§ **Work instructions**
Your task is to copy every line of the entries that contains "amet".

Start of Recorded information

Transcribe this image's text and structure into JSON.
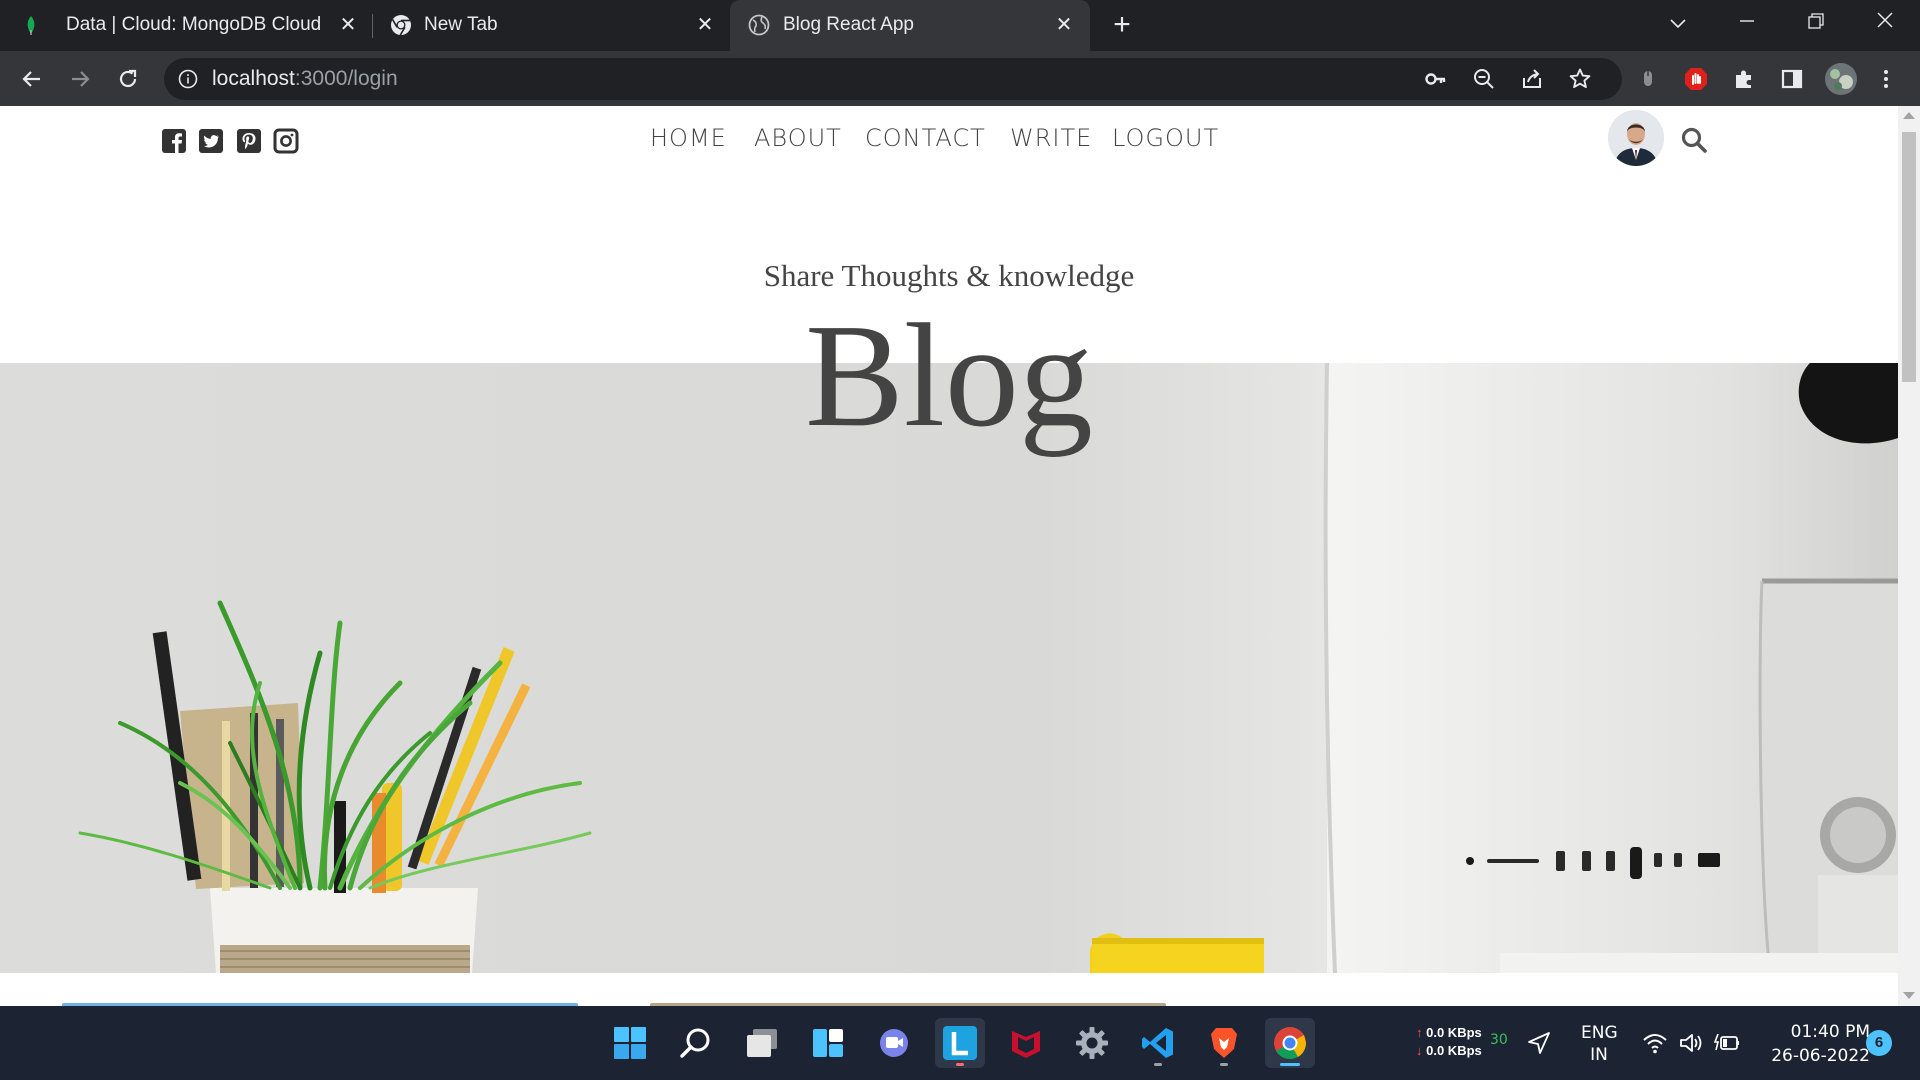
{
  "browser": {
    "tabs": [
      {
        "title": "Data | Cloud: MongoDB Cloud",
        "active": false
      },
      {
        "title": "New Tab",
        "active": false
      },
      {
        "title": "Blog React App",
        "active": true
      }
    ],
    "url_host": "localhost",
    "url_path": ":3000/login"
  },
  "site": {
    "nav_links": [
      "HOME",
      "ABOUT",
      "CONTACT",
      "WRITE",
      "LOGOUT"
    ],
    "hero_subtitle": "Share Thoughts & knowledge",
    "hero_title": "Blog"
  },
  "taskbar": {
    "net_up": "0.0 KBps",
    "net_down": "0.0 KBps",
    "net_extra": "30",
    "lang_line1": "ENG",
    "lang_line2": "IN",
    "time": "01:40 PM",
    "date": "26-06-2022",
    "notification_count": "6"
  },
  "colors": {
    "chrome_dark": "#202124",
    "chrome_toolbar": "#35363a",
    "nav_text": "#444444",
    "taskbar": "#1c2333",
    "notification_badge": "#4cc2ff"
  }
}
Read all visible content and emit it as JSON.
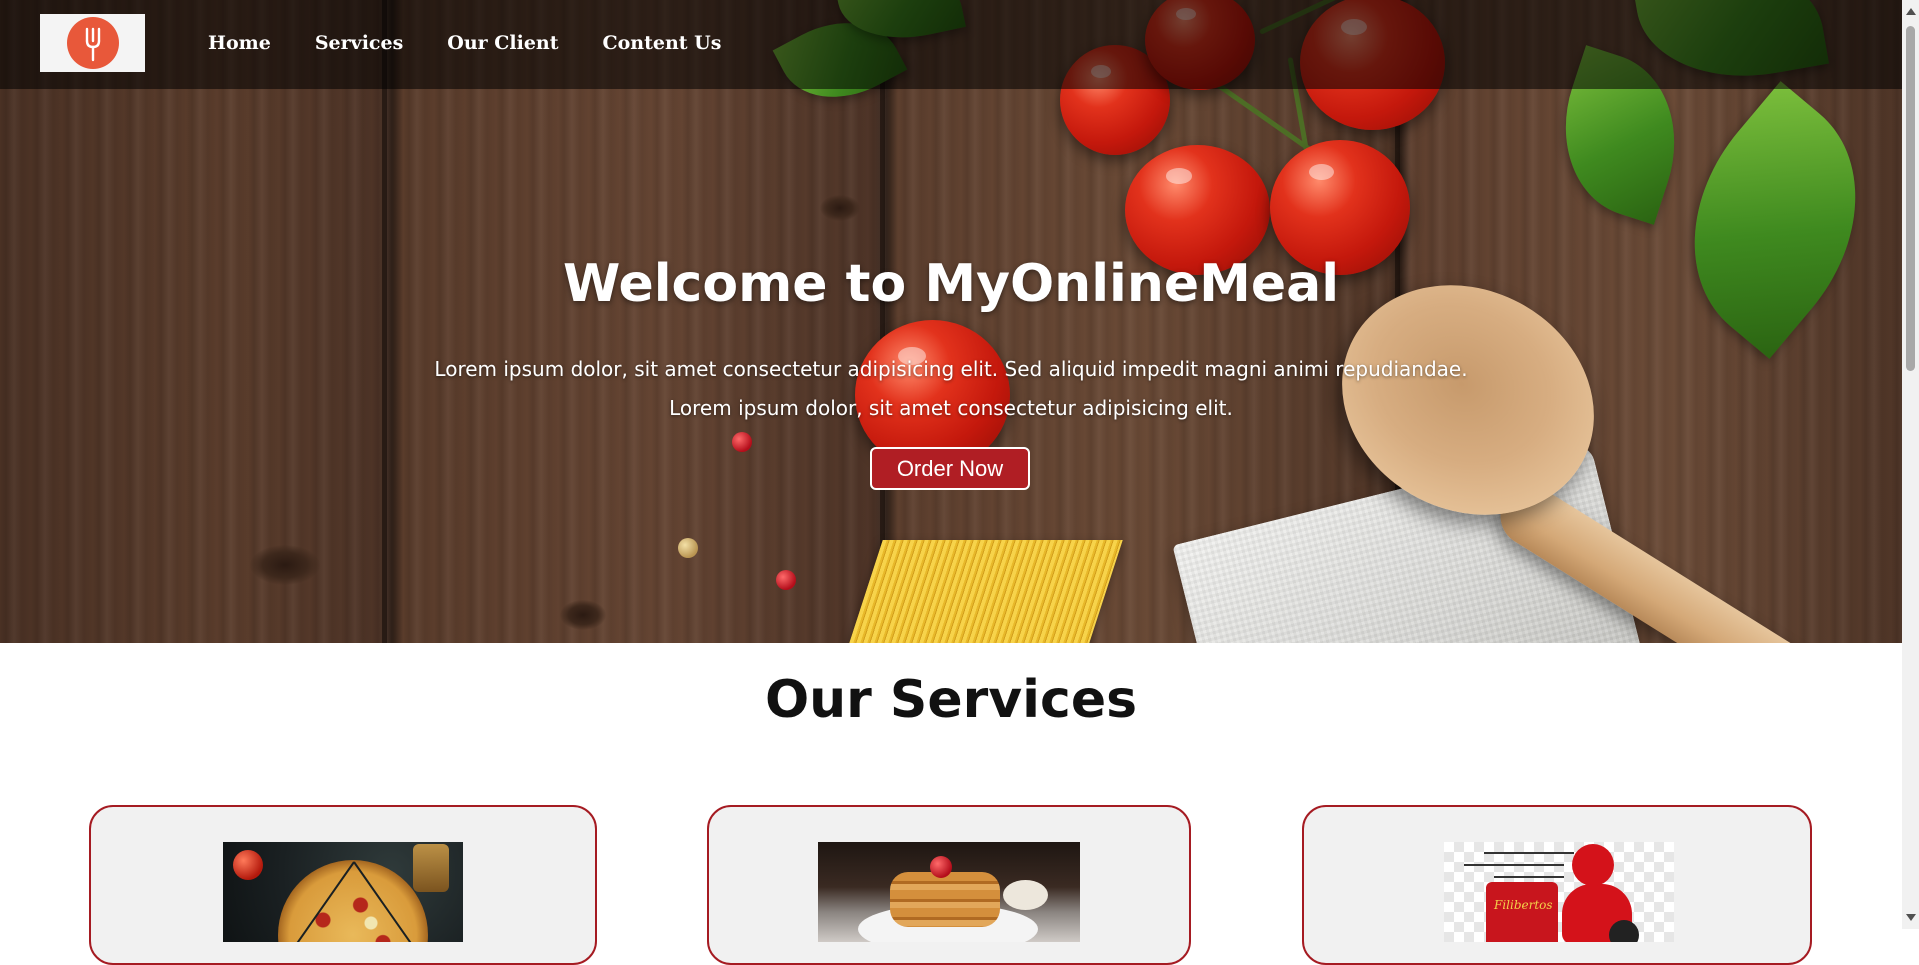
{
  "nav": {
    "logo_icon": "fork-icon",
    "items": [
      {
        "label": "Home"
      },
      {
        "label": "Services"
      },
      {
        "label": "Our Client"
      },
      {
        "label": "Content Us"
      }
    ]
  },
  "hero": {
    "title": "Welcome to MyOnlineMeal",
    "line1": "Lorem ipsum dolor, sit amet consectetur adipisicing elit. Sed aliquid impedit magni animi repudiandae.",
    "line2": "Lorem ipsum dolor, sit amet consectetur adipisicing elit.",
    "button_label": "Order Now"
  },
  "services": {
    "title": "Our Services",
    "cards": [
      {
        "image": "pizza-image"
      },
      {
        "image": "pancake-image"
      },
      {
        "image": "delivery-image",
        "image_text": "Filibertos"
      }
    ]
  },
  "colors": {
    "accent": "#b01e24",
    "card_border": "#a51b22",
    "logo": "#e8583a"
  }
}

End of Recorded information

§ **Solution to this exercise**
    "line1": "Lorem ipsum dolor, sit amet consectetur adipisicing elit. Sed aliquid impedit magni animi repudiandae.",
    "line2": "Lorem ipsum dolor, sit amet consectetur adipisicing elit.",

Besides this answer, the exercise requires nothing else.